Philip Lima • Baritone

Philip_Lima.jpgPhilip Lima's performances regularly are marked by critical praise: "His singing was glorious" (The Boston Globe) – "vibrant baritone and a commanding presence" (Cleveland Plain Dealer) – "keen musicianship along with total dramatic intention." (Opera News ONLINE). He has sung a wide array of leading operatic roles, including world premieres, for the international Kurt Weill Festival in Dessau, Germany; Lyric Opera Cleveland; Opera Theater of Pittsburgh; Opera Columbus; El Paso Opera; Boston Academy of Music and Opera Boston; Handel & Haydn Society; Granite State Opera; Cape Cod Opera; and Boston’s Prism Opera and Opera-by-the-Bay. In concert, Mr. Lima has appeared as soloist with the Daejeon (Korea) Philharmonic Orchestra; the National Philharmonic of Ukraine; Boston Ballet; Boston Landmarks Orchestra; and more than fifty orchestras and concert series across the United States. Mr. Lima's performance of Schubert’s Winterreise with pianist Beverly Orlove was described by The Boston Phoenix as one of Boston's "Unforgettable Classical Events of 2005." Mr. Lima is a native of New Bedford, MA, and an alumnus of Yale University. He studied at the Tanglewood Music Center and with Richard Conrad. More information about Mr. Lima is available at www.philiplima.com.


Eric Banks • Composer

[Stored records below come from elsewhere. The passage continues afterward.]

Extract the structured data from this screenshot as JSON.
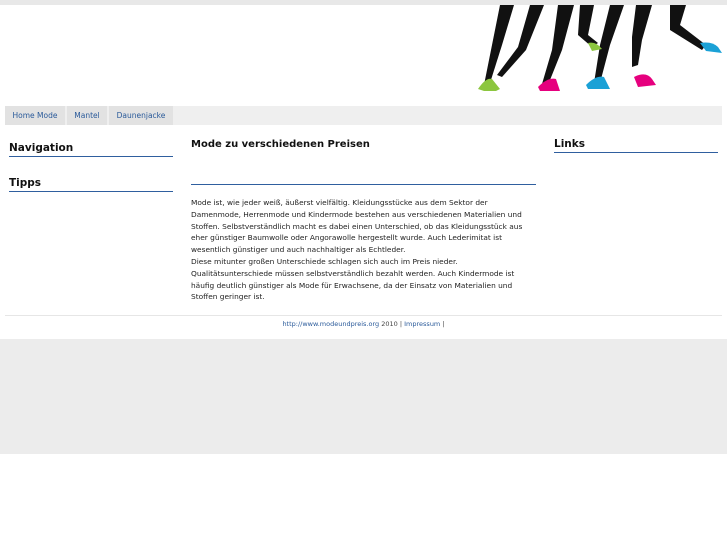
{
  "nav": {
    "items": [
      {
        "label": "Home Mode"
      },
      {
        "label": "Mantel"
      },
      {
        "label": "Daunenjacke"
      }
    ]
  },
  "sidebar_left": {
    "navigation_title": "Navigation",
    "tipps_title": "Tipps"
  },
  "main": {
    "title": "Mode zu verschiedenen Preisen",
    "paragraph_1": "Mode ist, wie jeder weiß, äußerst vielfältig. Kleidungsstücke aus dem Sektor der Damenmode, Herrenmode und Kindermode bestehen aus verschiedenen Materialien und Stoffen. Selbstverständlich macht es dabei einen Unterschied, ob das Kleidungsstück aus eher günstiger Baumwolle oder Angorawolle hergestellt wurde. Auch Lederimitat ist wesentlich günstiger und auch nachhaltiger als Echtleder.",
    "paragraph_2": "Diese mitunter großen Unterschiede schlagen sich auch im Preis nieder. Qualitätsunterschiede müssen selbstverständlich bezahlt werden. Auch Kindermode ist häufig deutlich günstiger als Mode für Erwachsene, da der Einsatz von Materialien und Stoffen geringer ist."
  },
  "sidebar_right": {
    "links_title": "Links"
  },
  "footer": {
    "site_link": "http://www.modeundpreis.org",
    "year": "2010",
    "sep1": "|",
    "impressum": "Impressum",
    "sep2": "|"
  },
  "header": {
    "image": "legs-high-heels-illustration",
    "shoe_colors": [
      "#8cc63f",
      "#e6007e",
      "#1ba1d6",
      "#e6007e",
      "#1ba1d6"
    ]
  }
}
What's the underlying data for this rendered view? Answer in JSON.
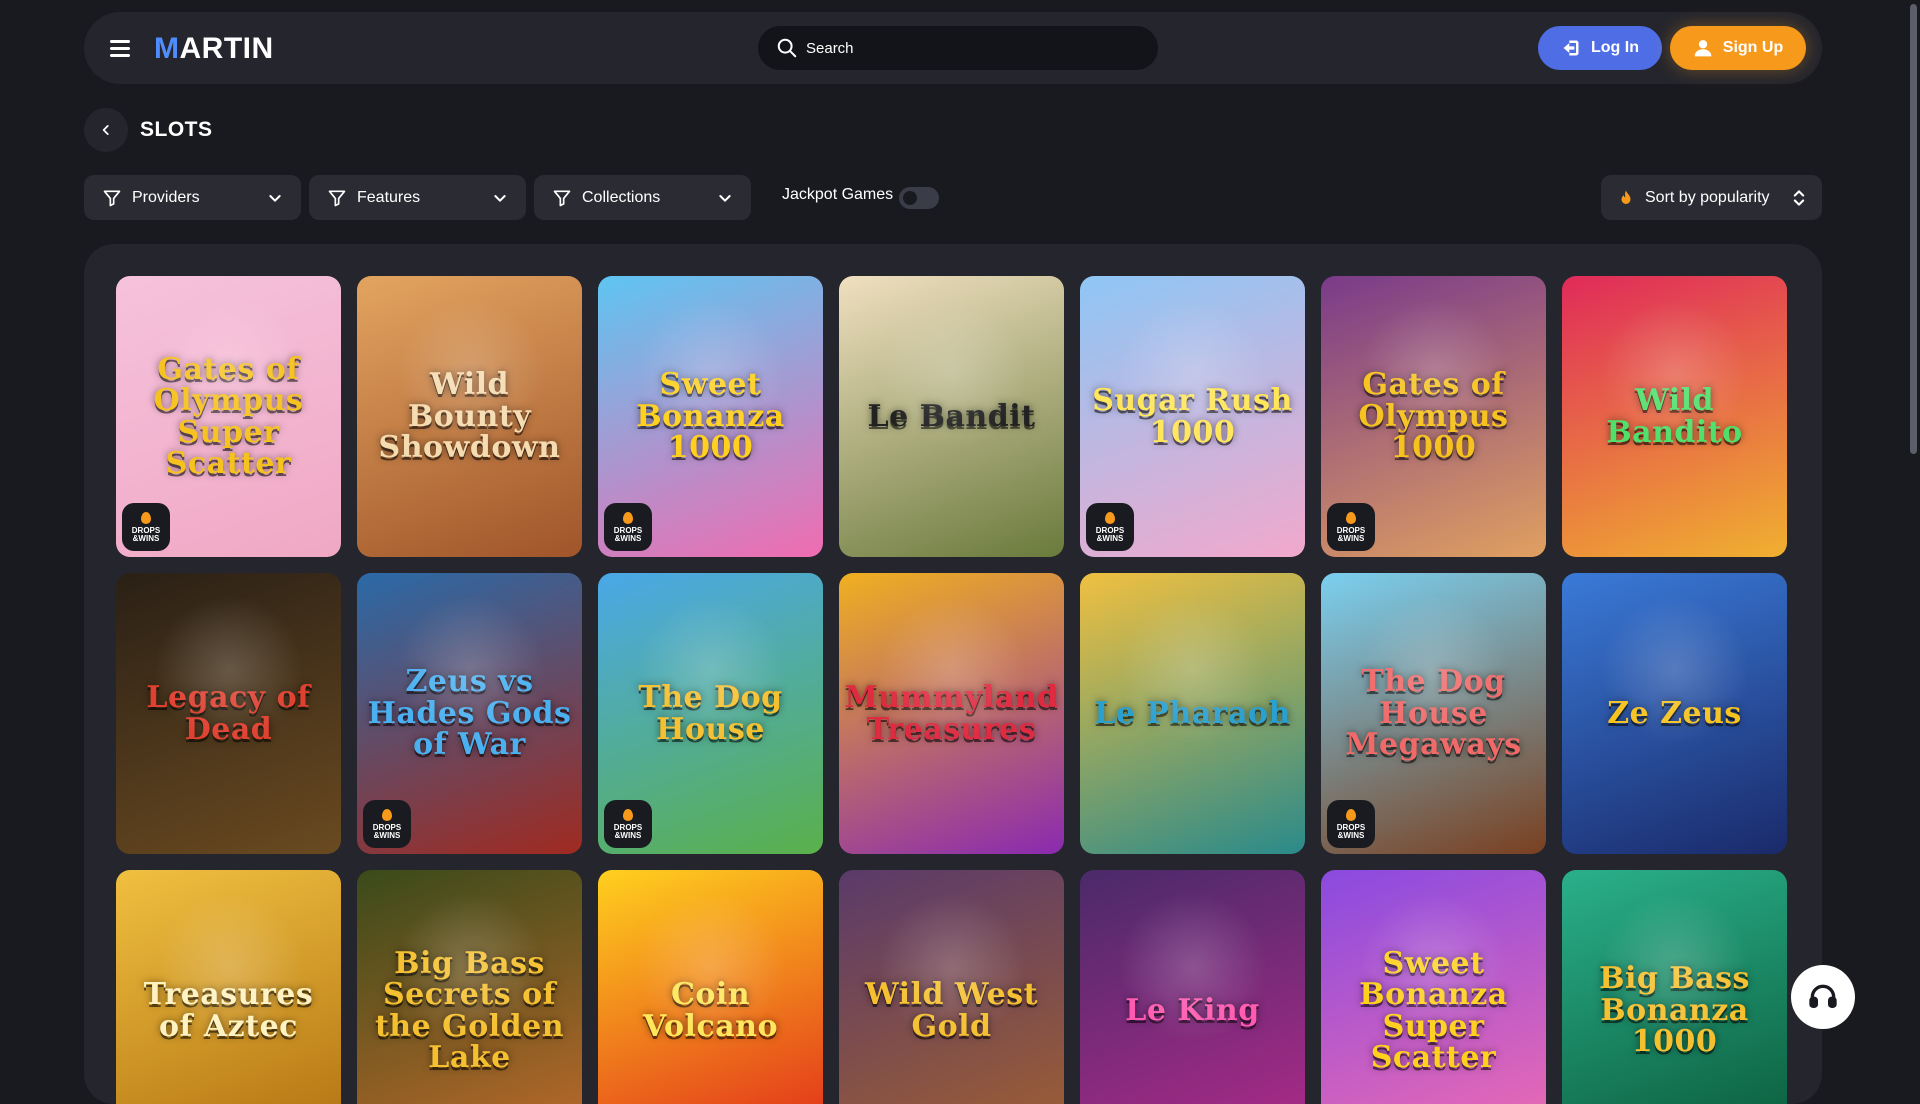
{
  "header": {
    "logo_prefix": "M",
    "logo_rest": "ARTIN",
    "search_placeholder": "Search",
    "login_label": "Log In",
    "signup_label": "Sign Up"
  },
  "page": {
    "title": "SLOTS"
  },
  "filters": {
    "providers": "Providers",
    "features": "Features",
    "collections": "Collections",
    "jackpot_label": "Jackpot Games",
    "jackpot_enabled": false,
    "sort_label": "Sort by popularity"
  },
  "badge_text": {
    "line1": "DROPS",
    "line2": "&WINS"
  },
  "colors": {
    "accent_blue": "#4f6ee6",
    "accent_orange": "#f79a1c",
    "background": "#191a20",
    "panel": "#24252d"
  },
  "games": [
    {
      "title": "Gates of Olympus Super Scatter",
      "drops_wins": true,
      "bg": [
        "#f6c2dc",
        "#f0a8c4"
      ],
      "fg": "#f6c21e"
    },
    {
      "title": "Wild Bounty Showdown",
      "drops_wins": false,
      "bg": [
        "#e3a460",
        "#a0552a"
      ],
      "fg": "#f5dbb0"
    },
    {
      "title": "Sweet Bonanza 1000",
      "drops_wins": true,
      "bg": [
        "#5ec5f2",
        "#f06cb0"
      ],
      "fg": "#ffd01e"
    },
    {
      "title": "Le Bandit",
      "drops_wins": false,
      "bg": [
        "#f0e0c0",
        "#6a7a3c"
      ],
      "fg": "#222222"
    },
    {
      "title": "Sugar Rush 1000",
      "drops_wins": true,
      "bg": [
        "#8ec6f5",
        "#f2a8cc"
      ],
      "fg": "#ffe65a"
    },
    {
      "title": "Gates of Olympus 1000",
      "drops_wins": true,
      "bg": [
        "#7a3a8a",
        "#e0a060"
      ],
      "fg": "#f6c21e"
    },
    {
      "title": "Wild Bandito",
      "drops_wins": false,
      "bg": [
        "#e02a5a",
        "#f0b030"
      ],
      "fg": "#4ee06a"
    },
    {
      "title": "Legacy of Dead",
      "drops_wins": false,
      "bg": [
        "#2a2016",
        "#6a4a20"
      ],
      "fg": "#e04030"
    },
    {
      "title": "Zeus vs Hades Gods of War",
      "drops_wins": true,
      "bg": [
        "#2a6aa8",
        "#a02a20"
      ],
      "fg": "#4ab0f0"
    },
    {
      "title": "The Dog House",
      "drops_wins": true,
      "bg": [
        "#4aa8e8",
        "#5ab04a"
      ],
      "fg": "#f5c030"
    },
    {
      "title": "Mummyland Treasures",
      "drops_wins": false,
      "bg": [
        "#f0b020",
        "#8a2ab0"
      ],
      "fg": "#e02a40"
    },
    {
      "title": "Le Pharaoh",
      "drops_wins": false,
      "bg": [
        "#f0c040",
        "#2a8a8a"
      ],
      "fg": "#2aa0d0"
    },
    {
      "title": "The Dog House Megaways",
      "drops_wins": true,
      "bg": [
        "#7ad0f0",
        "#7a4020"
      ],
      "fg": "#f06a6a"
    },
    {
      "title": "Ze Zeus",
      "drops_wins": false,
      "bg": [
        "#3a7ad8",
        "#1a2a6a"
      ],
      "fg": "#f6c21e"
    },
    {
      "title": "Treasures of Aztec",
      "drops_wins": false,
      "bg": [
        "#f0c040",
        "#b07010"
      ],
      "fg": "#fff2c0"
    },
    {
      "title": "Big Bass Secrets of the Golden Lake",
      "drops_wins": false,
      "bg": [
        "#3a4a1a",
        "#c06a2a"
      ],
      "fg": "#f5c030"
    },
    {
      "title": "Coin Volcano",
      "drops_wins": false,
      "bg": [
        "#ffd01e",
        "#e02a1a"
      ],
      "fg": "#ffe65a"
    },
    {
      "title": "Wild West Gold",
      "drops_wins": false,
      "bg": [
        "#5a3a6a",
        "#a06030"
      ],
      "fg": "#f5c030"
    },
    {
      "title": "Le King",
      "drops_wins": false,
      "bg": [
        "#4a2a6a",
        "#b02a8a"
      ],
      "fg": "#ff5ab0"
    },
    {
      "title": "Sweet Bonanza Super Scatter",
      "drops_wins": false,
      "bg": [
        "#8a4ae0",
        "#f06cb0"
      ],
      "fg": "#ffd01e"
    },
    {
      "title": "Big Bass Bonanza 1000",
      "drops_wins": false,
      "bg": [
        "#2ab08a",
        "#0a5a3a"
      ],
      "fg": "#f5c030"
    }
  ]
}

eric_banks.pngEric Banks earned his BA in Composition (1990) at Yale University, and his Master's and Doctoral degrees in Music Theory and Choral Studies at the University of Washington. In 1997, Banks was awarded a Fulbright Fellowship to study at the Royal Conservatory of Music in Stockholm; there Eric performed with several groups, including the Swedish Radio Choir and the Eric Ericson Chamber Choir. In 1992, while still in graduate school, Banks founded the professional-caliber chamber chorus, The Esoterics. Now in its twenty-third season, Seattle's most innovative chorus has drawn local, national, and international praise for performing rarely-heard compositions of contemporary music for unaccompanied voices, for infusing elements of the literary, theatrical, and visual arts into the typical concert experience, and for performing settings of poetry, philosophy, and spiritual writings from around the world. In his music, Eric is drawn to ideas that are more 'esoteric' in origin, and chooses to express and elucidate concepts that have been undiscovered, under-represented, or are not easily decipherable by a wider audience. As a composer, Banks has harnessed his passions for poetry, foreign language, classical civilization, comparative religion, social justice, and the history of science – to create choral works that reach far beyond the scope of the established a cappella canon. In 2010, Eric was granted the prestigious Dale Warland Singers Commission Award from Chorus America and the American Composers Forum to compose a concert-length choral cycle, This delicate universe, for Conspirare in Austin. In 2011, Eric was awarded Conductor of the year from the Washington State chapter of the American Choral Directors Association: for his ground-breaking work with The Esoterics over the last two decades. Eric has been commissioned by the Atlanta Young Singers, the Boston Children’s Chorus , Conspirare and the Seattle Men’s Chorus; his upcoming commissions include works for Cantori New York, Volti, and the Yale Alumni Chorus.